## WHAT YOU HAVE TO DO
Where a line in the records below includes "placeholder", pull that line out.

Dataset rows for apps and sites:

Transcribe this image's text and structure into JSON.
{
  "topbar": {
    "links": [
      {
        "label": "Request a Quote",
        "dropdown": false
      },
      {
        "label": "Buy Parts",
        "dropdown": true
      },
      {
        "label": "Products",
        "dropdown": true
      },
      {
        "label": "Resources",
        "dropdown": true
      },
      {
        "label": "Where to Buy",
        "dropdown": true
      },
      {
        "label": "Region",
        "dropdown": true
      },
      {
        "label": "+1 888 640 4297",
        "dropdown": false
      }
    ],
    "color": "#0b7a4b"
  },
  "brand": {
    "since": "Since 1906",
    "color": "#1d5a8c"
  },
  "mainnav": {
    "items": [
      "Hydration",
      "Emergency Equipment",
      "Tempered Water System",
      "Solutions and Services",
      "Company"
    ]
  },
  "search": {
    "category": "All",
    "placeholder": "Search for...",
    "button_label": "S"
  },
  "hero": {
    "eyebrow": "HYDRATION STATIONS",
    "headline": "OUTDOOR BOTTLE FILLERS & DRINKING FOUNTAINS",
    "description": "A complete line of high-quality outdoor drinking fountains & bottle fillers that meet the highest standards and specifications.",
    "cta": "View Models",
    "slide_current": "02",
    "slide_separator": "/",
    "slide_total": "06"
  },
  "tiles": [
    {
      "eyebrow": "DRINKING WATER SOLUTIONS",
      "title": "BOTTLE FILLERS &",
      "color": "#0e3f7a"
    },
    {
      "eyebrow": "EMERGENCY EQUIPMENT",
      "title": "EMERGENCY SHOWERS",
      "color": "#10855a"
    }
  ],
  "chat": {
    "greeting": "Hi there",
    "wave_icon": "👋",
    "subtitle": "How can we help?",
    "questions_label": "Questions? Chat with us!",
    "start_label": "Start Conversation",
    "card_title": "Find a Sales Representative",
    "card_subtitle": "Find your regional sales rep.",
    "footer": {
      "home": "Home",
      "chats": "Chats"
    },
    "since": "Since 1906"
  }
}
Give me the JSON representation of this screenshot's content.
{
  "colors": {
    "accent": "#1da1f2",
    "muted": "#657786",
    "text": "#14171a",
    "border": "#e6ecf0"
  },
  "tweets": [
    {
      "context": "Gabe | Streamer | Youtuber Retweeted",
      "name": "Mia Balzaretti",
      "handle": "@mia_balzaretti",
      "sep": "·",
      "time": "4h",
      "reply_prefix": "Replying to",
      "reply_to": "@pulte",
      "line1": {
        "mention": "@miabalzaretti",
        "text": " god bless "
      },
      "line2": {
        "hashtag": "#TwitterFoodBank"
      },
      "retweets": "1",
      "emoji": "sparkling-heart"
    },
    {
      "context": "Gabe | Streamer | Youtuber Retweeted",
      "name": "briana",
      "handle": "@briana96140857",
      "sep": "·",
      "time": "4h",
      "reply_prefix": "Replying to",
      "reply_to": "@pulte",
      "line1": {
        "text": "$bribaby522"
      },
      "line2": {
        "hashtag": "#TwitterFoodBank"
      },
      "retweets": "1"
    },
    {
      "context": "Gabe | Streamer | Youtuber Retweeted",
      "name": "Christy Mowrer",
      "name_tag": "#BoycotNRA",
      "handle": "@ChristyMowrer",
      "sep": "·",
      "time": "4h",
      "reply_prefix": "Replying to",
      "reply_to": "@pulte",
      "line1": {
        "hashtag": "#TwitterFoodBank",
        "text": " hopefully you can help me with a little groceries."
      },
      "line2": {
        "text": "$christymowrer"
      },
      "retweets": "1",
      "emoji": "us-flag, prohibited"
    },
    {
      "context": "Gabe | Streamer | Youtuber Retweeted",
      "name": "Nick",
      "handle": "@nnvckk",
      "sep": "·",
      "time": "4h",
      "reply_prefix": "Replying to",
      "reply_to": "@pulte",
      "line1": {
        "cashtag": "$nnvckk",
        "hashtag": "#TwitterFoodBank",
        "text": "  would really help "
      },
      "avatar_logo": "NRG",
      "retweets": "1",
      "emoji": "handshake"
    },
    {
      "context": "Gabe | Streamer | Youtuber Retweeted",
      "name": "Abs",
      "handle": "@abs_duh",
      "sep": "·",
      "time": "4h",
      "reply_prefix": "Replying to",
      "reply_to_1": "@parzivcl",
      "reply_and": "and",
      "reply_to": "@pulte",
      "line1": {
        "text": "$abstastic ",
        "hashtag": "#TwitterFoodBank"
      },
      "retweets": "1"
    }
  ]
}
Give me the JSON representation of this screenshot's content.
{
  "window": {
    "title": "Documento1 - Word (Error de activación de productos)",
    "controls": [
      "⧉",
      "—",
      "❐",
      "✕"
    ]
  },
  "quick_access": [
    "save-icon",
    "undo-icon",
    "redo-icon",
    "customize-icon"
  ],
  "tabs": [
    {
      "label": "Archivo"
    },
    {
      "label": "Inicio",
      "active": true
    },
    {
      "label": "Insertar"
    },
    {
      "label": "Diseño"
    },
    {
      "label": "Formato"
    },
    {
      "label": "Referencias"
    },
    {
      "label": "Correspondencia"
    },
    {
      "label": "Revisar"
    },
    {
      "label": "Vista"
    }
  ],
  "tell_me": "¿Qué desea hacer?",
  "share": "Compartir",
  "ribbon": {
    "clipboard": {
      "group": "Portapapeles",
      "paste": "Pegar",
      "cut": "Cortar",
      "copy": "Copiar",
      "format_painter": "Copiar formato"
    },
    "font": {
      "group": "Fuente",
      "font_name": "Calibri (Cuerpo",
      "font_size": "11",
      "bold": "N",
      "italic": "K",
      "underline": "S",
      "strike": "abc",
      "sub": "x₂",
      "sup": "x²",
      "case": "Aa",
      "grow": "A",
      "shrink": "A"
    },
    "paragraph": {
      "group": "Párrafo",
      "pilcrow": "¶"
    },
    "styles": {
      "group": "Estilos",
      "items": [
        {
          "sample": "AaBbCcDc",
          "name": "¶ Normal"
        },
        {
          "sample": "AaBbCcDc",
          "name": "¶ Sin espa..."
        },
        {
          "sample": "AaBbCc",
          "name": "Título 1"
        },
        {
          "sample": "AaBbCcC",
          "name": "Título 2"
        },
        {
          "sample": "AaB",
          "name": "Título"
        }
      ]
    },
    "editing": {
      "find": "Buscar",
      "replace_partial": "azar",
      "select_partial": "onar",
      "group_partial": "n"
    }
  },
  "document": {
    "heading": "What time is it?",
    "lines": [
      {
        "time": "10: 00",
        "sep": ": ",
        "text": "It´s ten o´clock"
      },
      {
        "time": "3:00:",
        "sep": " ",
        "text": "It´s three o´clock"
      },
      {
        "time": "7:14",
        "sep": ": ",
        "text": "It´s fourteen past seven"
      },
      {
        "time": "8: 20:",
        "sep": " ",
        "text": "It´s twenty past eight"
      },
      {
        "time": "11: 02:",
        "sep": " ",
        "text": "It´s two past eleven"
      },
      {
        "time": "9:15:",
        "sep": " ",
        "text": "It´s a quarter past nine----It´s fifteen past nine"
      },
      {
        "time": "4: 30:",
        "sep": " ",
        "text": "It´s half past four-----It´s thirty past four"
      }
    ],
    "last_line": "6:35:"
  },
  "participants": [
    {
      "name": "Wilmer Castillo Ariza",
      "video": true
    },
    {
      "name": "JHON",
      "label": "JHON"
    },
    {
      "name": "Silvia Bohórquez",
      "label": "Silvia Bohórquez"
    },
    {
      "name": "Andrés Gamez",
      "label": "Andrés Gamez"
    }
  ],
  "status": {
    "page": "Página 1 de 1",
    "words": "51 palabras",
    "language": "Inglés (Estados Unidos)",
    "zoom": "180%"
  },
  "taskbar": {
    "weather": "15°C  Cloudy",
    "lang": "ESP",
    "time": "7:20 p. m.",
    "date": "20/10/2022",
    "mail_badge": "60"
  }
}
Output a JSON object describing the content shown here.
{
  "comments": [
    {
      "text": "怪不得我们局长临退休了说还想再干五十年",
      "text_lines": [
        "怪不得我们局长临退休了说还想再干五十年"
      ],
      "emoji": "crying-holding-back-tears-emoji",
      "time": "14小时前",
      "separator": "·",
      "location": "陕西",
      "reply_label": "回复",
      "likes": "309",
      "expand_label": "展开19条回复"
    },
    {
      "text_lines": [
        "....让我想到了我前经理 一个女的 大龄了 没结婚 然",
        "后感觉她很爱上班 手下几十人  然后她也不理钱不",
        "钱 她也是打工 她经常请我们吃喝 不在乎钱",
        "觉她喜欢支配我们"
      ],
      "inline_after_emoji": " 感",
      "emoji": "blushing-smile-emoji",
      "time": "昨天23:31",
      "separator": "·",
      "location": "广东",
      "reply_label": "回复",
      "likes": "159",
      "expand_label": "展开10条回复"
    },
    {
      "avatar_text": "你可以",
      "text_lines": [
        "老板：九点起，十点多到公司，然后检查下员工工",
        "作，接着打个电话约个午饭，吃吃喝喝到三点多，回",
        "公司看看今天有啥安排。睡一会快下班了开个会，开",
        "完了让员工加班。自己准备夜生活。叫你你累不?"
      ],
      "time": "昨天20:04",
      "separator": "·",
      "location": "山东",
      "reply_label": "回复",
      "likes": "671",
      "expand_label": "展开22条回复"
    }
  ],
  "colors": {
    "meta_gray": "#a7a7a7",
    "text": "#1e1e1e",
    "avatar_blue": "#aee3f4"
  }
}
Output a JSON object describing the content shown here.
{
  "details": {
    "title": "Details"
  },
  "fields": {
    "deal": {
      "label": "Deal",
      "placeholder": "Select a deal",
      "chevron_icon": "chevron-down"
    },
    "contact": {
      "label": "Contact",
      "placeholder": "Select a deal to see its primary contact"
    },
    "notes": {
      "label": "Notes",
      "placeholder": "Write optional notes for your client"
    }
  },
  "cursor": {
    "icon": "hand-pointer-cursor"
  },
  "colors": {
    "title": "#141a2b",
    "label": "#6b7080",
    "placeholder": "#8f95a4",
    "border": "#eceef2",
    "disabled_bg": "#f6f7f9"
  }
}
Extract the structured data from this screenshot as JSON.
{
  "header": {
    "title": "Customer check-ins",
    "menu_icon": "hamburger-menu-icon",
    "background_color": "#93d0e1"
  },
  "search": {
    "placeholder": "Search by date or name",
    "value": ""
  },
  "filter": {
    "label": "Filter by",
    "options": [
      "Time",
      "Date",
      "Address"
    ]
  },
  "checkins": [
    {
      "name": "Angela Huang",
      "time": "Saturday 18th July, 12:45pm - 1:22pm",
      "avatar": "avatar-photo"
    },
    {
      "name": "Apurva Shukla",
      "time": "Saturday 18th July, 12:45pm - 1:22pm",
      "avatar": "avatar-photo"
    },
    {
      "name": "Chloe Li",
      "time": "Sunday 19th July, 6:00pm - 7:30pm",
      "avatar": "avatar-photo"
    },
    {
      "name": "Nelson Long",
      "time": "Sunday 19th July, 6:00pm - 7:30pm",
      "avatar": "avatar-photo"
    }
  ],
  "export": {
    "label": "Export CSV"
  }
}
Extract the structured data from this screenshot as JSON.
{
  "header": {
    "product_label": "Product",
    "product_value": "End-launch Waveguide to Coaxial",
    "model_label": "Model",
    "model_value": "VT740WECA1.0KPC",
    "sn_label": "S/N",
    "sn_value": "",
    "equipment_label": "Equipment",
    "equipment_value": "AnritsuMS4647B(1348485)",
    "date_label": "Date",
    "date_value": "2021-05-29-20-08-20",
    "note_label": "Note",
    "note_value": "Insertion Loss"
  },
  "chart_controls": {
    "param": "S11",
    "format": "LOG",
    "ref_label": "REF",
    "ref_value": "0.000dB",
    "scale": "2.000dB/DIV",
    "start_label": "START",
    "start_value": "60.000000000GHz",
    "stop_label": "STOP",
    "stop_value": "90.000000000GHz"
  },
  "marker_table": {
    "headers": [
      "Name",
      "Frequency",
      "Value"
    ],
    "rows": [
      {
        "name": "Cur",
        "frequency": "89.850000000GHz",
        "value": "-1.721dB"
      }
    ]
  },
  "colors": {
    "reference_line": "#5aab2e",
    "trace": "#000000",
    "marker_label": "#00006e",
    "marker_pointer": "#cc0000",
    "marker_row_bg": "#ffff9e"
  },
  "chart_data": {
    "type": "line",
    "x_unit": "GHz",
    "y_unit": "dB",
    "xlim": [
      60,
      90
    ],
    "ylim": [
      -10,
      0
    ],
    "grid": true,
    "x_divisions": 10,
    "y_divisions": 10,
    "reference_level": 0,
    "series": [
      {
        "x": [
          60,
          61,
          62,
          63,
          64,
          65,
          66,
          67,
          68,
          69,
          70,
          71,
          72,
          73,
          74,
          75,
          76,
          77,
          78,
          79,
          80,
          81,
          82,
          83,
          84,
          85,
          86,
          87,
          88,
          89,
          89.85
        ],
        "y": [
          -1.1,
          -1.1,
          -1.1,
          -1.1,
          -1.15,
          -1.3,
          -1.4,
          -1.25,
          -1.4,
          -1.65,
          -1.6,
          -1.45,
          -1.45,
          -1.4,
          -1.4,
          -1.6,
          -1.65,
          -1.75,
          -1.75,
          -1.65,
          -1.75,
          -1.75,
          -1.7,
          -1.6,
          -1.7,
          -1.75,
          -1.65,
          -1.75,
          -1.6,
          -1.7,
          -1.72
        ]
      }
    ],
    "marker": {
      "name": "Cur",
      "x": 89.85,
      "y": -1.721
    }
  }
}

## ANSWER BOX
    "placeholder": "Search for...",
      "placeholder": "Select a deal",
      "placeholder": "Select a deal to see its primary contact"
      "placeholder": "Write optional notes for your client"
    "placeholder": "#8f95a4",
    "placeholder": "Search by date or name",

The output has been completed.